One of the big stories on the British scene in 2002 was the launch of Sealine‘s C39, a clever hardtop offered with outdrives or surface drives and a stepped hull that provides 42 knots without sacrificing the accommodations Sealine is famous for. In January, Sealine plans to launch the S42: same plan and profile as the S41 (outdrives) and S43 (shafts), but with Fabio Buzzi/ZF surface drives and 500 hp Volvo 75Ps. She’s expected to be good for at least 36 knots.
Fairline also has a boat on the drawing board for a January debut: the Phantom 40, a flying-bridge cruiser of the sort the builder does so well, with two cabins with heads, a hull by the matchless Bernard Olesinski, and styling by Adam Greenwood’s team. Engines from Volvo and Caterpillar will supply 636 to 770 hp and speeds up to about 31 knots, according to Fairline.
Sunseeker‘s big news at the Southampton show in September was the 82 Yacht, a typically radical-looking beast that encouraged the British to imagine they were seeing the Italians off at their own game. The 82 has some very strong features, among them a huge deck saloon unencumbered by flying bridge steps (they’re in the cockpit) and an amazing, full-beam master cabin. It has a screen across the entrance and the berth backed up against it, creating an extraordinary illusion of space because you can walk right around the bed. This is a 30-knot machine, packing 2,800 to 3,100 hp from Cat, MTU or MAN.

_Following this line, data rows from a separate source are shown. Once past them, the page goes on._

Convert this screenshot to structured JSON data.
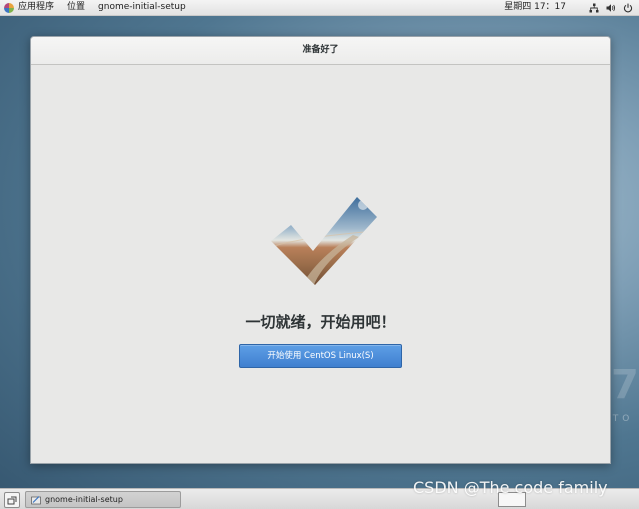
{
  "top_bar": {
    "applications_label": "应用程序",
    "places_label": "位置",
    "active_app_label": "gnome-initial-setup",
    "clock": "星期四 17：17",
    "icons": [
      "network-icon",
      "volume-icon",
      "power-icon"
    ]
  },
  "window": {
    "title": "准备好了",
    "heading": "一切就绪，开始用吧！",
    "start_button_label": "开始使用 CentOS Linux(S)",
    "accent_color": "#4a8bdb"
  },
  "desktop": {
    "logo_digit": "7",
    "logo_text": "NTO"
  },
  "taskbar": {
    "task_label": "gnome-initial-setup"
  },
  "watermark": "CSDN @The code family"
}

The new Plymouth-built Viking Sport Cruisers 75 is known over here as the Princess 23-Meter, launched head-to-head at the Southampton show against arch-rival Fairline’s flashy new 74. Comparing the two underlined the differences between the marques, for Princess takes great pride in design that doesn’t date-not just for owners who keep a canny eye on resale values, but for those who believe true style has little to do with fashion. The 75 is a remarkably assured motoryacht, full of light, short on gimmicks and long on main-deck space. She has a conventional four-cabin layout, comparatively roomy crew quarters and 1,300 hp MANs that should be good for about 31 knots.

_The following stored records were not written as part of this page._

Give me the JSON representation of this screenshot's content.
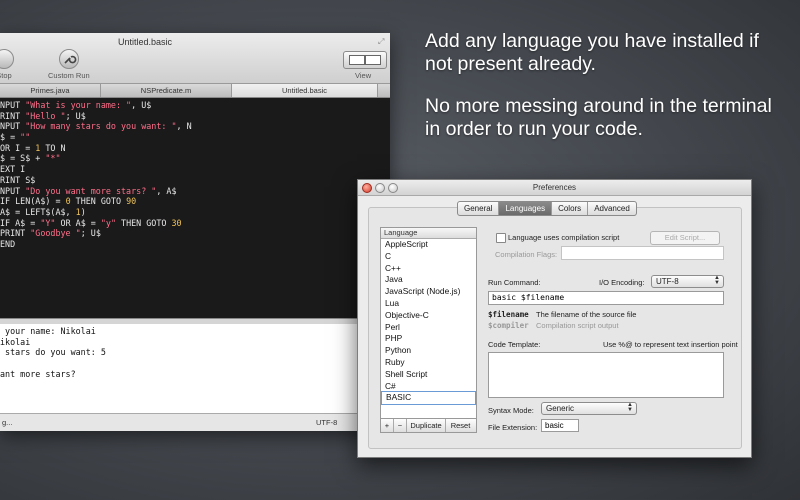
{
  "editor": {
    "title": "Untitled.basic",
    "toolbar": {
      "stop_label": "Stop",
      "custom_run_label": "Custom Run",
      "view_label": "View"
    },
    "tabs": [
      {
        "label": "Primes.java"
      },
      {
        "label": "NSPredicate.m"
      },
      {
        "label": "Untitled.basic"
      }
    ],
    "code_lines": [
      [
        {
          "t": "NPUT ",
          "c": "kw"
        },
        {
          "t": "\"What is your name: \"",
          "c": "str"
        },
        {
          "t": ", U$",
          "c": "var"
        }
      ],
      [
        {
          "t": "RINT ",
          "c": "kw"
        },
        {
          "t": "\"Hello \"",
          "c": "str"
        },
        {
          "t": "; U$",
          "c": "var"
        }
      ],
      [
        {
          "t": "NPUT ",
          "c": "kw"
        },
        {
          "t": "\"How many stars do you want: \"",
          "c": "str"
        },
        {
          "t": ", N",
          "c": "var"
        }
      ],
      [
        {
          "t": "$ = ",
          "c": "var"
        },
        {
          "t": "\"\"",
          "c": "str"
        }
      ],
      [
        {
          "t": "OR I = ",
          "c": "kw"
        },
        {
          "t": "1",
          "c": "num"
        },
        {
          "t": " TO N",
          "c": "kw"
        }
      ],
      [
        {
          "t": "$ = S$ + ",
          "c": "var"
        },
        {
          "t": "\"*\"",
          "c": "str"
        }
      ],
      [
        {
          "t": "EXT I",
          "c": "kw"
        }
      ],
      [
        {
          "t": "RINT S$",
          "c": "kw"
        }
      ],
      [
        {
          "t": "NPUT ",
          "c": "kw"
        },
        {
          "t": "\"Do you want more stars? \"",
          "c": "str"
        },
        {
          "t": ", A$",
          "c": "var"
        }
      ],
      [
        {
          "t": "IF LEN(A$) = ",
          "c": "kw"
        },
        {
          "t": "0",
          "c": "num"
        },
        {
          "t": " THEN GOTO ",
          "c": "kw"
        },
        {
          "t": "90",
          "c": "num"
        }
      ],
      [
        {
          "t": "A$ = LEFT$(A$, ",
          "c": "var"
        },
        {
          "t": "1",
          "c": "num"
        },
        {
          "t": ")",
          "c": "var"
        }
      ],
      [
        {
          "t": "IF A$ = ",
          "c": "kw"
        },
        {
          "t": "\"Y\"",
          "c": "str"
        },
        {
          "t": " OR A$ = ",
          "c": "kw"
        },
        {
          "t": "\"y\"",
          "c": "str"
        },
        {
          "t": " THEN GOTO ",
          "c": "kw"
        },
        {
          "t": "30",
          "c": "num"
        }
      ],
      [
        {
          "t": "PRINT ",
          "c": "kw"
        },
        {
          "t": "\"Goodbye \"",
          "c": "str"
        },
        {
          "t": "; U$",
          "c": "var"
        }
      ],
      [
        {
          "t": "END",
          "c": "kw"
        }
      ]
    ],
    "console_lines": [
      " your name: Nikolai",
      "ikolai",
      " stars do you want: 5",
      "",
      "ant more stars?"
    ],
    "status_left": "g...",
    "encoding": "UTF-8"
  },
  "headline": {
    "line1": "Add any language you have installed if not present already.",
    "line2": "No more messing around in the terminal in order to run your code."
  },
  "prefs": {
    "title": "Preferences",
    "tabs": [
      {
        "label": "General",
        "selected": false
      },
      {
        "label": "Languages",
        "selected": true
      },
      {
        "label": "Colors",
        "selected": false
      },
      {
        "label": "Advanced",
        "selected": false
      }
    ],
    "language_header": "Language",
    "languages": [
      "AppleScript",
      "C",
      "C++",
      "Java",
      "JavaScript (Node.js)",
      "Lua",
      "Objective-C",
      "Perl",
      "PHP",
      "Python",
      "Ruby",
      "Shell Script",
      "C#",
      "BASIC"
    ],
    "selected_language": "BASIC",
    "list_buttons": {
      "add": "+",
      "remove": "−",
      "duplicate": "Duplicate",
      "reset": "Reset"
    },
    "uses_compilation_label": "Language uses compilation script",
    "edit_script_label": "Edit Script...",
    "compilation_flags_label": "Compilation Flags:",
    "run_command_label": "Run Command:",
    "io_encoding_label": "I/O Encoding:",
    "io_encoding_value": "UTF-8",
    "run_command_value": "basic $filename",
    "filename_var": "$filename",
    "filename_desc": "The filename of the source file",
    "compiler_var": "$compiler",
    "compiler_desc": "Compilation script output",
    "code_template_label": "Code Template:",
    "code_template_hint": "Use %@ to represent text insertion point",
    "syntax_mode_label": "Syntax Mode:",
    "syntax_mode_value": "Generic",
    "file_extension_label": "File Extension:",
    "file_extension_value": "basic"
  },
  "colors": {
    "code_bg": "#1a1a1a",
    "string": "#ff6e8a",
    "number": "#f0c45a",
    "selection": "#6b9bd6"
  }
}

Sea Rays and Boston Whalers and Hatterases all sell here too, of course, but the one development we’re all watching with interest is the birth of Nuvari, the Trojan horse set up at Fano, Italy, by Carver Yachts. The first truly new Nuvari is a 65 that’s due in January and based on the 63 Sonic. This is essentially the Mochi 19, one of the late yard’s most successful recent designs (“late because of management, not the boats. Ferretti now owns the name). Styling is cool European, with the interior a mix of gloss cherry, russet walnut, emerald green carpets and cream-colored leather. There’s a three-cabin, three-head layout, a small crew cabin and a choice of German engines up to 1,050 hp apiece. Detailing is good, and quality looks fine. She’s huge inside, with a minimum of space-sapping curvature to the layout and plenty of headroom everywhere.
Actually, the Nuvari is a lot like an American boat. Bogart would have been fine with one of these.
And so, maybe, would Bardot.